- Opening Delimiter -

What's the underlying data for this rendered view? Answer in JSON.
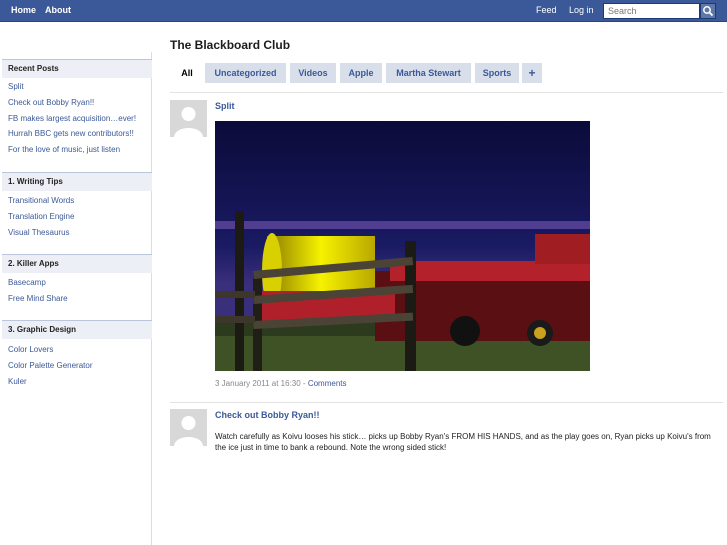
{
  "topbar": {
    "nav": [
      "Home",
      "About"
    ],
    "feed": "Feed",
    "login": "Log in",
    "search_placeholder": "Search"
  },
  "sidebar": {
    "recent_posts": {
      "heading": "Recent Posts",
      "items": [
        "Split",
        "Check out Bobby Ryan!!",
        "FB makes largest acquisition…ever!",
        "Hurrah BBC gets new contributors!!",
        "For the love of music, just listen"
      ]
    },
    "writing_tips": {
      "heading": "1. Writing Tips",
      "items": [
        "Transitional Words",
        "Translation Engine",
        "Visual Thesaurus"
      ]
    },
    "killer_apps": {
      "heading": "2. Killer Apps",
      "items": [
        "Basecamp",
        "Free Mind Share"
      ]
    },
    "graphic_design": {
      "heading": "3. Graphic Design",
      "items": [
        "Color Lovers",
        "Color Palette Generator",
        "Kuler"
      ]
    }
  },
  "main": {
    "site_title": "The Blackboard Club",
    "tabs": [
      "All",
      "Uncategorized",
      "Videos",
      "Apple",
      "Martha Stewart",
      "Sports",
      "+"
    ],
    "active_tab": "All",
    "posts": [
      {
        "title": "Split",
        "meta_date": "3 January 2011 at 16:30 - ",
        "meta_link": "Comments"
      },
      {
        "title": "Check out Bobby Ryan!!",
        "body": "Watch carefully as Koivu looses his stick… picks up Bobby Ryan's FROM HIS HANDS, and as the play goes on, Ryan picks up Koivu's from the ice just in time to bank a rebound. Note the wrong sided stick!"
      }
    ]
  },
  "colors": {
    "topbar": "#3b5998",
    "link": "#3b5998",
    "tab_bg": "#d8dfea",
    "sidebar_head_bg": "#eceff5"
  },
  "icons": {
    "search": "magnifier-icon",
    "avatar": "default-avatar-icon"
  }
}
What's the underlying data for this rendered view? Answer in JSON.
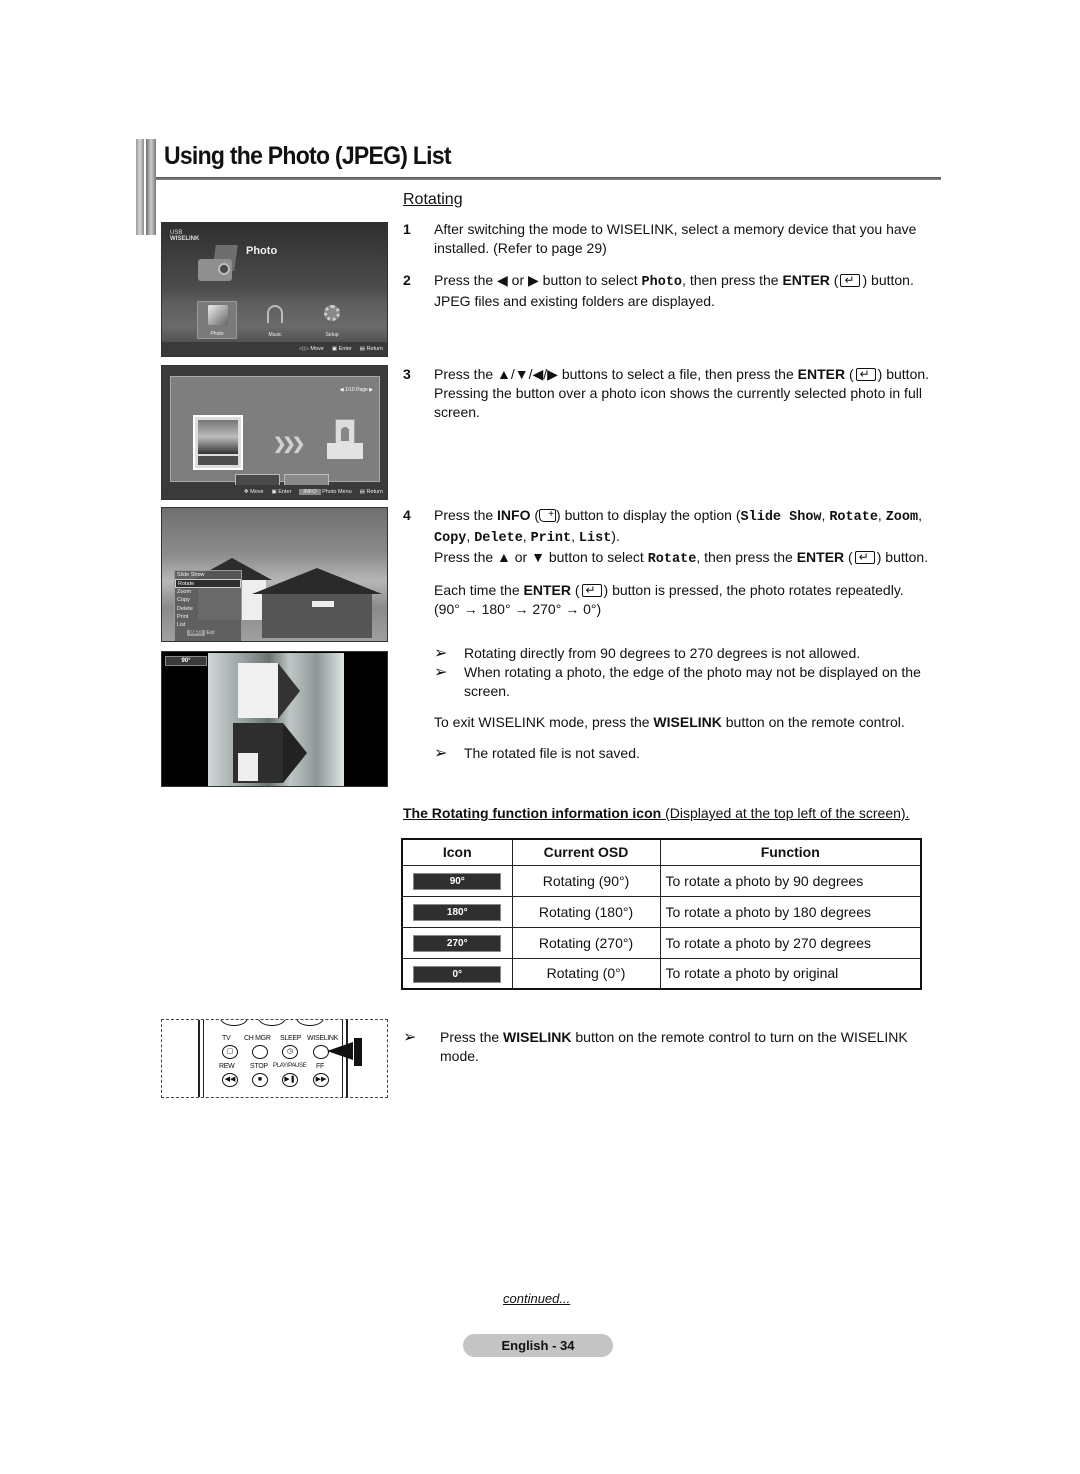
{
  "header": {
    "title": "Using the Photo (JPEG) List",
    "section": "Rotating"
  },
  "screens": {
    "wiselink_menu": {
      "brand_line1": "USB",
      "brand_line2": "WISELINK",
      "title": "Photo",
      "tiles": [
        "Photo",
        "Music",
        "Setup"
      ],
      "selected_tile": "Photo",
      "bottom_bar": [
        "◁ ▷ Move",
        "Enter",
        "Return"
      ]
    },
    "photo_list": {
      "page_indicator": "◀ 1/10 Page ▶",
      "bottom_bar": [
        "Move",
        "Enter",
        "INFO",
        "Photo Menu",
        "Return"
      ]
    },
    "option_menu": {
      "items": [
        "Slide Show",
        "Rotate",
        "Zoom",
        "Copy",
        "Delete",
        "Print",
        "List"
      ],
      "selected": "Rotate",
      "exit_key": "INFO",
      "exit_label": "Exit"
    },
    "rotated_view": {
      "badge": "90°"
    }
  },
  "steps": [
    {
      "num": "1",
      "text": "After switching the mode to WISELINK, select a memory device that you have installed. (Refer to page 29)"
    },
    {
      "num": "2",
      "pre": "Press the ◀ or ▶ button to select ",
      "code": "Photo",
      "mid": ", then press the ",
      "bold": "ENTER",
      "post": " button. JPEG files and existing folders are displayed."
    },
    {
      "num": "3",
      "pre": "Press the ▲/▼/◀/▶ buttons to select a file, then press the ",
      "bold": "ENTER",
      "post": " button. Pressing the button over a photo icon shows the currently selected photo in full screen."
    },
    {
      "num": "4",
      "pre": "Press the ",
      "bold": "INFO",
      "mid": " button to display the option (",
      "options": [
        "Slide Show",
        "Rotate",
        "Zoom",
        "Copy",
        "Delete",
        "Print",
        "List"
      ],
      "post": ").",
      "line2_pre": "Press the ▲ or ▼ button to select ",
      "line2_code": "Rotate",
      "line2_mid": ", then press the ",
      "line2_bold": "ENTER",
      "line2_post": " button.",
      "line3_pre": "Each time the ",
      "line3_bold": "ENTER",
      "line3_post": " button is pressed, the photo rotates repeatedly.",
      "sequence": "(90° → 180° → 270° → 0°)"
    }
  ],
  "notes": [
    "Rotating directly from 90 degrees to 270 degrees is not allowed.",
    "When rotating a photo, the edge of the photo may not be displayed on the screen."
  ],
  "exit_text": {
    "pre": "To exit WISELINK mode, press the ",
    "bold": "WISELINK",
    "post": " button on the remote control."
  },
  "note_not_saved": "The rotated file is not saved.",
  "table": {
    "caption_bold": "The Rotating function information icon",
    "caption_rest": " (Displayed at the top left of the screen).",
    "headers": [
      "Icon",
      "Current OSD",
      "Function"
    ],
    "rows": [
      {
        "icon": "90°",
        "osd": "Rotating (90°)",
        "function": "To rotate a photo by 90 degrees"
      },
      {
        "icon": "180°",
        "osd": "Rotating (180°)",
        "function": "To rotate a photo by 180 degrees"
      },
      {
        "icon": "270°",
        "osd": "Rotating (270°)",
        "function": "To rotate a photo by 270 degrees"
      },
      {
        "icon": "0°",
        "osd": "Rotating (0°)",
        "function": "To rotate a photo by original"
      }
    ]
  },
  "remote": {
    "row1_labels": [
      "TV",
      "CH MGR",
      "SLEEP",
      "WISELINK"
    ],
    "row2_labels": [
      "REW",
      "STOP",
      "PLAY/PAUSE",
      "FF"
    ]
  },
  "wiselink_note": {
    "pre": "Press the ",
    "bold": "WISELINK",
    "post": " button on the remote control to turn on the WISELINK mode."
  },
  "footer": {
    "continued": "continued...",
    "page": "English - 34"
  },
  "colors": {
    "osd_badge": "#2f2f2f",
    "page_pill": "#c4c4c4",
    "title_rule": "#666666"
  }
}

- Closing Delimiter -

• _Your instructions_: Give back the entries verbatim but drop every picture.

• _Response to this task_:
What's the underlying data for this rendered view? Answer in JSON.
{
  "topbar": {
    "nav": [
      "Home",
      "About"
    ],
    "feed": "Feed",
    "login": "Log in",
    "search_placeholder": "Search"
  },
  "sidebar": {
    "recent_posts": {
      "heading": "Recent Posts",
      "items": [
        "Split",
        "Check out Bobby Ryan!!",
        "FB makes largest acquisition…ever!",
        "Hurrah BBC gets new contributors!!",
        "For the love of music, just listen"
      ]
    },
    "writing_tips": {
      "heading": "1. Writing Tips",
      "items": [
        "Transitional Words",
        "Translation Engine",
        "Visual Thesaurus"
      ]
    },
    "killer_apps": {
      "heading": "2. Killer Apps",
      "items": [
        "Basecamp",
        "Free Mind Share"
      ]
    },
    "graphic_design": {
      "heading": "3. Graphic Design",
      "items": [
        "Color Lovers",
        "Color Palette Generator",
        "Kuler"
      ]
    }
  },
  "main": {
    "site_title": "The Blackboard Club",
    "tabs": [
      "All",
      "Uncategorized",
      "Videos",
      "Apple",
      "Martha Stewart",
      "Sports",
      "+"
    ],
    "active_tab": "All",
    "posts": [
      {
        "title": "Split",
        "meta_date": "3 January 2011 at 16:30 - ",
        "meta_link": "Comments"
      },
      {
        "title": "Check out Bobby Ryan!!",
        "body": "Watch carefully as Koivu looses his stick… picks up Bobby Ryan's FROM HIS HANDS, and as the play goes on, Ryan picks up Koivu's from the ice just in time to bank a rebound. Note the wrong sided stick!"
      }
    ]
  },
  "colors": {
    "topbar": "#3b5998",
    "link": "#3b5998",
    "tab_bg": "#d8dfea",
    "sidebar_head_bg": "#eceff5"
  },
  "icons": {
    "search": "magnifier-icon",
    "avatar": "default-avatar-icon"
  }
}
What's the underlying data for this rendered view? Answer in JSON.
{
  "header": {
    "title": "Using the Photo (JPEG) List",
    "section": "Rotating"
  },
  "screens": {
    "wiselink_menu": {
      "brand_line1": "USB",
      "brand_line2": "WISELINK",
      "title": "Photo",
      "tiles": [
        "Photo",
        "Music",
        "Setup"
      ],
      "selected_tile": "Photo",
      "bottom_bar": [
        "◁ ▷ Move",
        "Enter",
        "Return"
      ]
    },
    "photo_list": {
      "page_indicator": "◀ 1/10 Page ▶",
      "bottom_bar": [
        "Move",
        "Enter",
        "INFO",
        "Photo Menu",
        "Return"
      ]
    },
    "option_menu": {
      "items": [
        "Slide Show",
        "Rotate",
        "Zoom",
        "Copy",
        "Delete",
        "Print",
        "List"
      ],
      "selected": "Rotate",
      "exit_key": "INFO",
      "exit_label": "Exit"
    },
    "rotated_view": {
      "badge": "90°"
    }
  },
  "steps": [
    {
      "num": "1",
      "text": "After switching the mode to WISELINK, select a memory device that you have installed. (Refer to page 29)"
    },
    {
      "num": "2",
      "pre": "Press the ◀ or ▶ button to select ",
      "code": "Photo",
      "mid": ", then press the ",
      "bold": "ENTER",
      "post": " button. JPEG files and existing folders are displayed."
    },
    {
      "num": "3",
      "pre": "Press the ▲/▼/◀/▶ buttons to select a file, then press the ",
      "bold": "ENTER",
      "post": " button. Pressing the button over a photo icon shows the currently selected photo in full screen."
    },
    {
      "num": "4",
      "pre": "Press the ",
      "bold": "INFO",
      "mid": " button to display the option (",
      "options": [
        "Slide Show",
        "Rotate",
        "Zoom",
        "Copy",
        "Delete",
        "Print",
        "List"
      ],
      "post": ").",
      "line2_pre": "Press the ▲ or ▼ button to select ",
      "line2_code": "Rotate",
      "line2_mid": ", then press the ",
      "line2_bold": "ENTER",
      "line2_post": " button.",
      "line3_pre": "Each time the ",
      "line3_bold": "ENTER",
      "line3_post": " button is pressed, the photo rotates repeatedly.",
      "sequence": "(90° → 180° → 270° → 0°)"
    }
  ],
  "notes": [
    "Rotating directly from 90 degrees to 270 degrees is not allowed.",
    "When rotating a photo, the edge of the photo may not be displayed on the screen."
  ],
  "exit_text": {
    "pre": "To exit WISELINK mode, press the ",
    "bold": "WISELINK",
    "post": " button on the remote control."
  },
  "note_not_saved": "The rotated file is not saved.",
  "table": {
    "caption_bold": "The Rotating function information icon",
    "caption_rest": " (Displayed at the top left of the screen).",
    "headers": [
      "Icon",
      "Current OSD",
      "Function"
    ],
    "rows": [
      {
        "icon": "90°",
        "osd": "Rotating (90°)",
        "function": "To rotate a photo by 90 degrees"
      },
      {
        "icon": "180°",
        "osd": "Rotating (180°)",
        "function": "To rotate a photo by 180 degrees"
      },
      {
        "icon": "270°",
        "osd": "Rotating (270°)",
        "function": "To rotate a photo by 270 degrees"
      },
      {
        "icon": "0°",
        "osd": "Rotating (0°)",
        "function": "To rotate a photo by original"
      }
    ]
  },
  "remote": {
    "row1_labels": [
      "TV",
      "CH MGR",
      "SLEEP",
      "WISELINK"
    ],
    "row2_labels": [
      "REW",
      "STOP",
      "PLAY/PAUSE",
      "FF"
    ]
  },
  "wiselink_note": {
    "pre": "Press the ",
    "bold": "WISELINK",
    "post": " button on the remote control to turn on the WISELINK mode."
  },
  "footer": {
    "continued": "continued...",
    "page": "English - 34"
  },
  "colors": {
    "osd_badge": "#2f2f2f",
    "page_pill": "#c4c4c4",
    "title_rule": "#666666"
  }
}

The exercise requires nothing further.